▶ Exercise goal
In the records that follow, show each line where the word "name" is present.

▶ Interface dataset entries
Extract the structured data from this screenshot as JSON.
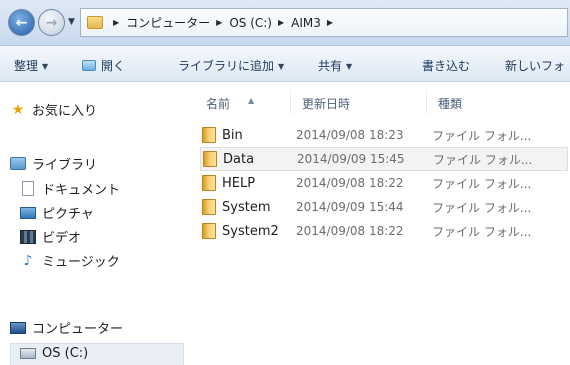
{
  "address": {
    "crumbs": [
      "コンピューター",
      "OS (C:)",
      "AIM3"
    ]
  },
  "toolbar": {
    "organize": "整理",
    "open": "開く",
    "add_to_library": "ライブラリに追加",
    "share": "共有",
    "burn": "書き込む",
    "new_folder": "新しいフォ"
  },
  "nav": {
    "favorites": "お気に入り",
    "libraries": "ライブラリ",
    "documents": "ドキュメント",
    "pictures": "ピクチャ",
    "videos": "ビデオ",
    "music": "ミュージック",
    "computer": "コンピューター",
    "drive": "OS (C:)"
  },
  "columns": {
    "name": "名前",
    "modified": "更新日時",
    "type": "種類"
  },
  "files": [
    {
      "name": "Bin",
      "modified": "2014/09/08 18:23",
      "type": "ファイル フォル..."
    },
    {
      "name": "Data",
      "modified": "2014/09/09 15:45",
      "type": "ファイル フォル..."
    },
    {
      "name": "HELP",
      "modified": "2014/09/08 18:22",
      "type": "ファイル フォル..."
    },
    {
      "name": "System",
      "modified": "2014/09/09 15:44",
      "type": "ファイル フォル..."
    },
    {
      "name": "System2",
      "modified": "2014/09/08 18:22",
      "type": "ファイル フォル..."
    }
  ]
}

▶ Exercise output
    "name": "名前",
      "name": "Bin",
      "name": "Data",
      "name": "HELP",
      "name": "System",
      "name": "System2",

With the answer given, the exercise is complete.